Cathy Knight-Scott, Curate

curate profile

I was born in Dorset and we moved regularly while I was growing up, so while I can call myself a ‘southerner’ (we never lived north of East Anglia), that’s probably as located as my heritage gets. I had a strong interest in science from the age of 7 when I was given my first ever astronomy book. This blew me away and led, eleven years later, to studying physics at Cambridge where I was one of just a dozen or so girls in a class of 150+

A die-hard atheist for most of my life, I completely bought the idea that science and religion were incompatible. I also disliked ‘in-your-face’ Christians of my generation (I didn’t know any others) and their reputation as misogynist homophobes.

After leaving university I worked in research in the avionics industry, but after a few years was seduced by the large sums of money on offer by the city of London to people who could program computers. I made a career in the City for over 20 years, eventually becoming Head of training for Europe Middle East and Africa.

During this time I had two children, Philip and Nicole, now in their early twenties (twins): one of the best things that ever happened to me.

When they were teenagers, my marriage fell apart – something I found devastating and I felt such a failure.

I took up meditation and I explored Buddhism for a few months and even went on a Buddhist retreat. But it was not to be: one momentous day I found myself in a small chapel, in floods of tears, knowing that was where I belonged, like it or not. Loved and lost and found and forgiven, it was my first experience of Grace.

I left a career in the city knowing I was not following the right path: I am one of the few people for whom the banking crisis was fortunate, as I was able to volunteer and receive a redundancy payment sufficient to support my family while I re-trained as a physics teacher.
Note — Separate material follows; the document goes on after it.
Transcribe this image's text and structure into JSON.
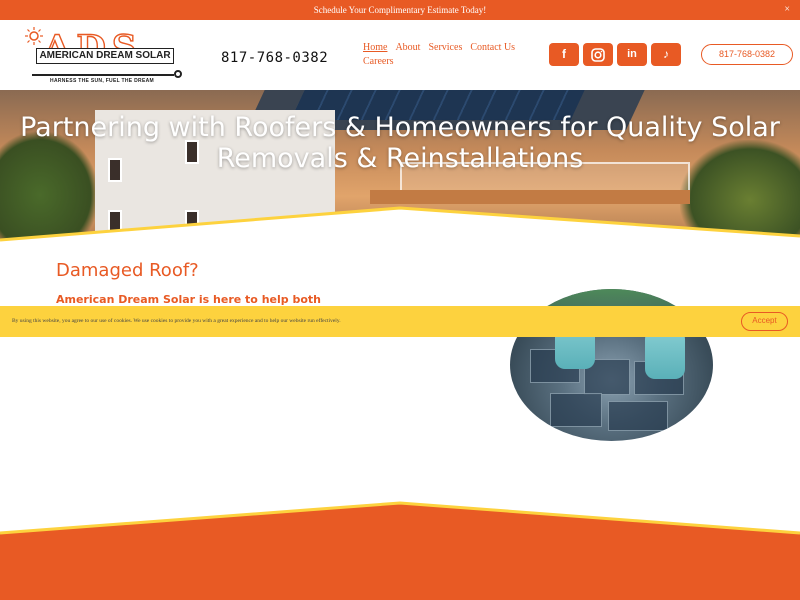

However, this just did not seem to be enough and within a few months I admitted that I should at least offer myself for the priesthood. Astonishingly I was accepted and I left to train in Oxford after just a year of teaching.

I am delighted to be serving my curacy in Orpington – I have found everyone, both in and out of church, to be friendly and welcoming.